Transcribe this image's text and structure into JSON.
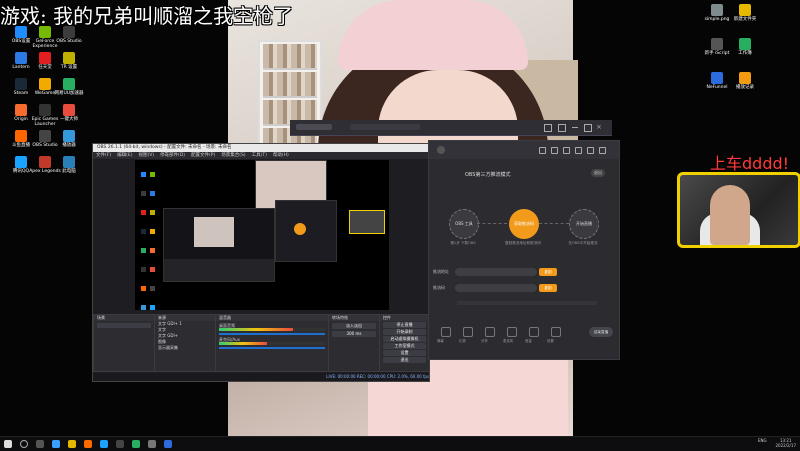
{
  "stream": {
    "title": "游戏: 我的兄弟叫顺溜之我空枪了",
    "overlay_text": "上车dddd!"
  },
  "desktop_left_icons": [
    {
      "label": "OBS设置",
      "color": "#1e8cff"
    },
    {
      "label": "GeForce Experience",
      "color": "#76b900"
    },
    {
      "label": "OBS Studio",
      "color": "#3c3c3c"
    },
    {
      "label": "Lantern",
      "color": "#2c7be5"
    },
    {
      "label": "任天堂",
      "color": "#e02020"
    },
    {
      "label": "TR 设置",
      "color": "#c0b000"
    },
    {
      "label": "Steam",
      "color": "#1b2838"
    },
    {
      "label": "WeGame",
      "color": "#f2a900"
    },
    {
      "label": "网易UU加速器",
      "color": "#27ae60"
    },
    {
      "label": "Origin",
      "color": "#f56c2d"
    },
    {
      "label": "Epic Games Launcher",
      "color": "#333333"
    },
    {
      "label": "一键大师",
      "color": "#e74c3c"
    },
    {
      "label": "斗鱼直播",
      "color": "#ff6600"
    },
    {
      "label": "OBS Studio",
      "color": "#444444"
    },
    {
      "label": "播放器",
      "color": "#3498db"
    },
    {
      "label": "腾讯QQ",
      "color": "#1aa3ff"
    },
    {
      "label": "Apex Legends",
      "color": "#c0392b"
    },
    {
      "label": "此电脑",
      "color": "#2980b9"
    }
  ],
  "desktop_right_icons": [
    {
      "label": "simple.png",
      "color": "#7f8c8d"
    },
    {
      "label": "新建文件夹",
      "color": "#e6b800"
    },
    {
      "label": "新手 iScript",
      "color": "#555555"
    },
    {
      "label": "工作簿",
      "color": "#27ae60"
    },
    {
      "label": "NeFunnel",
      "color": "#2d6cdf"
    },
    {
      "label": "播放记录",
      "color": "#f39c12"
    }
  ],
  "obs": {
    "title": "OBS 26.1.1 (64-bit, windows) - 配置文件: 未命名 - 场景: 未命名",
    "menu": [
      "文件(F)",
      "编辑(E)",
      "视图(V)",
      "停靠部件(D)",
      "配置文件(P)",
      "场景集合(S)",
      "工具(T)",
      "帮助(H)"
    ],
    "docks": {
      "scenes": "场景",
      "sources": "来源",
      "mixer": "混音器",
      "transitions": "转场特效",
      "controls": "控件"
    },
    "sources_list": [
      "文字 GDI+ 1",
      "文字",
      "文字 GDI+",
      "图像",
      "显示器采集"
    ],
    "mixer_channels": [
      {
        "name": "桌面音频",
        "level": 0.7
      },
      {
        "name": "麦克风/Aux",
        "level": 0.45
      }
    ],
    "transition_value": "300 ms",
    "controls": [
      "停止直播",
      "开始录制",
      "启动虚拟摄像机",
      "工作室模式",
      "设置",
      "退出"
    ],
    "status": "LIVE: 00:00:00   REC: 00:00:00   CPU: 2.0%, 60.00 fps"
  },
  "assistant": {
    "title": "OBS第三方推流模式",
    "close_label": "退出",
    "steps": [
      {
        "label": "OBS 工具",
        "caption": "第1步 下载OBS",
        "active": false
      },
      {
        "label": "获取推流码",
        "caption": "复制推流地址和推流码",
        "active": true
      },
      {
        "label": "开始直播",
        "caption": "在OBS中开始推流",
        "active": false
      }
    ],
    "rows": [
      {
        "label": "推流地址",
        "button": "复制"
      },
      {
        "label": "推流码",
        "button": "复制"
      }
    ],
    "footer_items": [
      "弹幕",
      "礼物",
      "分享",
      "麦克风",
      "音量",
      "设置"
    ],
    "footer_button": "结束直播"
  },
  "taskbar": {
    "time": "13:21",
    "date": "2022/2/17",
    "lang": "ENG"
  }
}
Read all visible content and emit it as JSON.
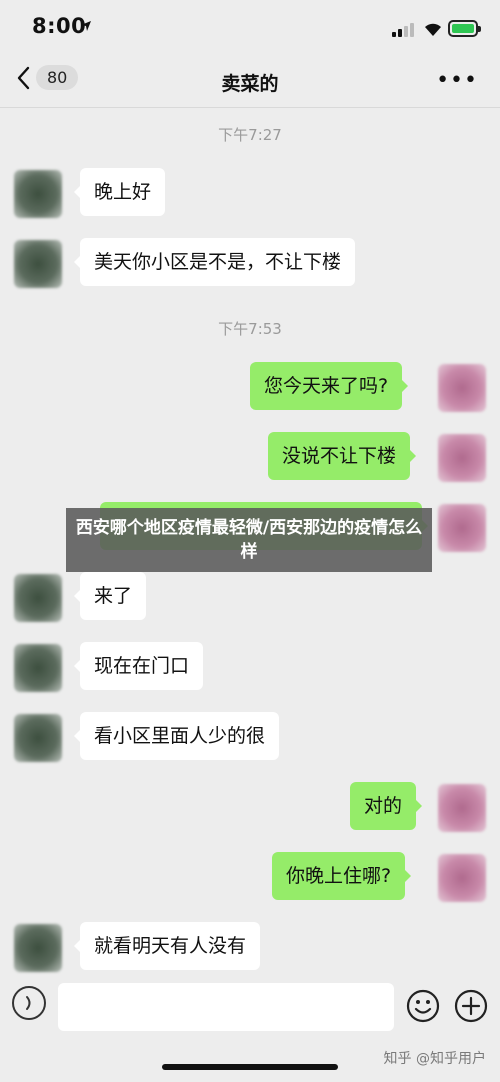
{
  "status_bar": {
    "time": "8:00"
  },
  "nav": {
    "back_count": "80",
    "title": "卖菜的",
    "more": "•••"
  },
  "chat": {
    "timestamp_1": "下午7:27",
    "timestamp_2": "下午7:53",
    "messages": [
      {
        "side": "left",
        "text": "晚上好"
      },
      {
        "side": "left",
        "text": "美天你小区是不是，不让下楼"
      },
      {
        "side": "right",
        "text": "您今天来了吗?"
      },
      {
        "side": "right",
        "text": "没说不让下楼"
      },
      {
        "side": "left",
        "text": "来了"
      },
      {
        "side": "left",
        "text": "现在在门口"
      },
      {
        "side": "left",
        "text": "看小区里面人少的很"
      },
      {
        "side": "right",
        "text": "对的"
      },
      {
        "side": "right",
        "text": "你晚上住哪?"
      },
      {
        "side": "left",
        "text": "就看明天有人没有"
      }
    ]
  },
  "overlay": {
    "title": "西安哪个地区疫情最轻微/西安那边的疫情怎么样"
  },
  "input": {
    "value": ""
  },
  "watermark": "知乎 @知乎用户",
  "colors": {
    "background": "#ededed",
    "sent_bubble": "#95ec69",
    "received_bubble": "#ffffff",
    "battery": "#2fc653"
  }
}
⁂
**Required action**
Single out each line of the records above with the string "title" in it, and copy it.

**Result**
    "title": "游戏: 我的兄弟叫顺溜之我空枪了",
    "title": "OBS 26.1.1 (64-bit, windows) - 配置文件: 未命名 - 场景: 未命名",
    "title": "OBS第三方推流模式",
    "title": "卖菜的",
    "title": "西安哪个地区疫情最轻微/西安那边的疫情怎么样"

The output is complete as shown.